“This is why I think it’s in all of our best interests to take on gender violence as a core resurgence project, a core decolonization project, a core of any Indigenous mobilization. And by gender violence I don’t just mean violence against women, I mean all gender violence.”
— Leanne Betasmosake Simpson
“Not Murdered, Not Missing: Rebelling against Colonial Gender Violence”
The colonial roots of the gender binary is a topic that is rarely explored in our regular conversations about queer liberation. Immigrant and Indigenous communities are pushed to the margins by cishet white men in positions of power. Even during Pride, gay white men are generally given the larger spotlight, leaving little to no room for the amplification of efforts led by queer BIPOC folx. When discussions about mental health are raised, let alone the mental health of racialized and Indigenous communities, these spaces are also overconsumed by white people. Racial identity dictates how much advocacy, safety, and acceptance a queer community receives, and in this case, BIPOC are significantly disadvantaged.
Had I decolonized my understanding of gender as a child, I would have been a lot more confident with my sense of self. It’s important that we prioritize and amplify the stories of all queer BIPOC folx. We need to learn to be comfortable with the uncomfortable. If someone feels uncomfortable in their own skin, we should make an effort to meet them where they're at and ensure that they feel accepted. No actual personal and societal growth can occur without the willingness to actively challenge and broaden our lens of perception.

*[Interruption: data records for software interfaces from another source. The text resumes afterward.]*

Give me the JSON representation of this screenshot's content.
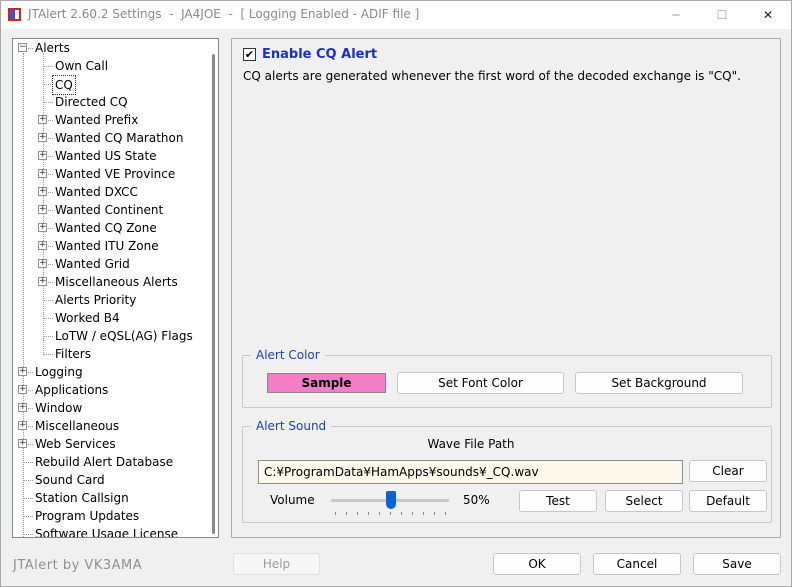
{
  "window": {
    "title": "JTAlert 2.60.2 Settings  -  JA4JOE  -  [ Logging Enabled - ADIF file ]",
    "icon": "jtalert-app-icon",
    "controls": {
      "minimize": "─",
      "maximize": "☐",
      "close": "✕"
    }
  },
  "tree": {
    "items": [
      {
        "label": "Alerts",
        "expander": "⊟"
      },
      {
        "label": "Own Call"
      },
      {
        "label": "CQ",
        "selected": true
      },
      {
        "label": "Directed CQ"
      },
      {
        "label": "Wanted Prefix",
        "expander": "⊞"
      },
      {
        "label": "Wanted CQ Marathon",
        "expander": "⊞"
      },
      {
        "label": "Wanted US State",
        "expander": "⊞"
      },
      {
        "label": "Wanted VE Province",
        "expander": "⊞"
      },
      {
        "label": "Wanted DXCC",
        "expander": "⊞"
      },
      {
        "label": "Wanted Continent",
        "expander": "⊞"
      },
      {
        "label": "Wanted CQ Zone",
        "expander": "⊞"
      },
      {
        "label": "Wanted ITU Zone",
        "expander": "⊞"
      },
      {
        "label": "Wanted Grid",
        "expander": "⊞"
      },
      {
        "label": "Miscellaneous Alerts",
        "expander": "⊞"
      },
      {
        "label": "Alerts Priority"
      },
      {
        "label": "Worked B4"
      },
      {
        "label": "LoTW / eQSL(AG) Flags"
      },
      {
        "label": "Filters"
      },
      {
        "label": "Logging",
        "expander": "⊞"
      },
      {
        "label": "Applications",
        "expander": "⊞"
      },
      {
        "label": "Window",
        "expander": "⊞"
      },
      {
        "label": "Miscellaneous",
        "expander": "⊞"
      },
      {
        "label": "Web Services",
        "expander": "⊞"
      },
      {
        "label": "Rebuild Alert Database"
      },
      {
        "label": "Sound Card"
      },
      {
        "label": "Station Callsign"
      },
      {
        "label": "Program Updates"
      },
      {
        "label": "Software Usage License"
      }
    ]
  },
  "panel": {
    "enable_checkbox": {
      "label": "Enable CQ Alert",
      "checked": true,
      "mark": "✔"
    },
    "description": "CQ alerts are generated whenever the first word of the decoded exchange is \"CQ\".",
    "alert_color": {
      "title": "Alert Color",
      "sample_label": "Sample",
      "sample_color": "#f47dc8",
      "set_font_color": "Set Font Color",
      "set_background": "Set Background"
    },
    "alert_sound": {
      "title": "Alert Sound",
      "wave_file_label": "Wave File Path",
      "wave_file_path": "C:¥ProgramData¥HamApps¥sounds¥_CQ.wav",
      "clear": "Clear",
      "volume_label": "Volume",
      "volume_value": 0.5,
      "volume_text": "50%",
      "test": "Test",
      "select": "Select",
      "default": "Default"
    }
  },
  "footer": {
    "brand": "JTAlert by VK3AMA",
    "help": "Help",
    "ok": "OK",
    "cancel": "Cancel",
    "save": "Save"
  },
  "colors": {
    "accent_blue": "#1a2ed0",
    "group_title_blue": "#1a44b8",
    "slider_blue": "#0a64d6",
    "path_background": "#fcf8ec"
  }
}
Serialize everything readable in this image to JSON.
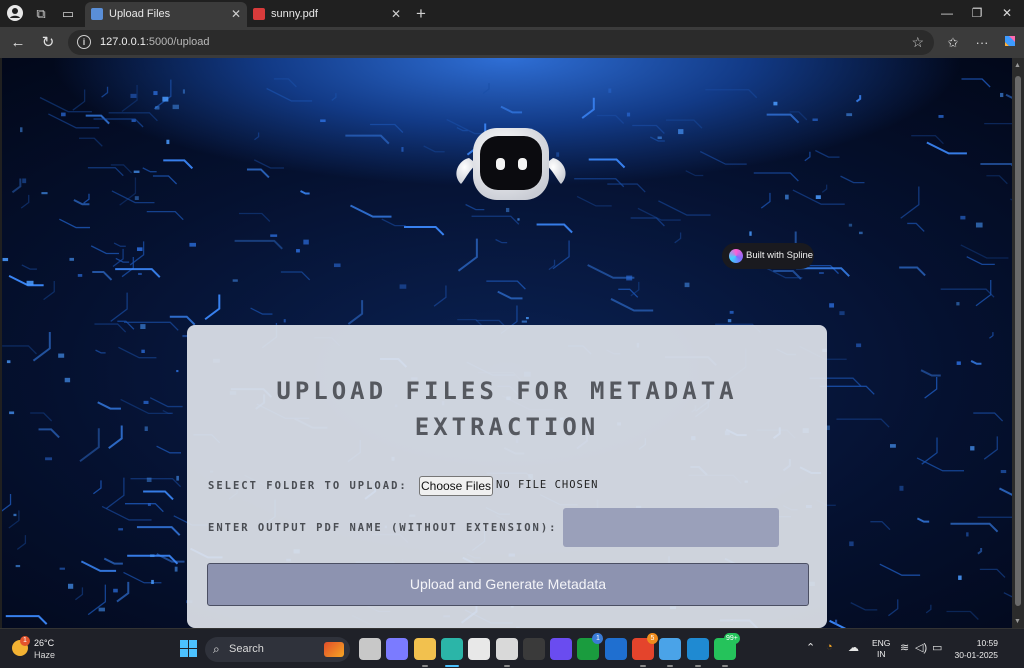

What are your thoughts on the gender binary? How have colonial frameworks for mental health, gender, and sexuality shaped your life?
To further support and learn about queer BIPOC mental health initiatives: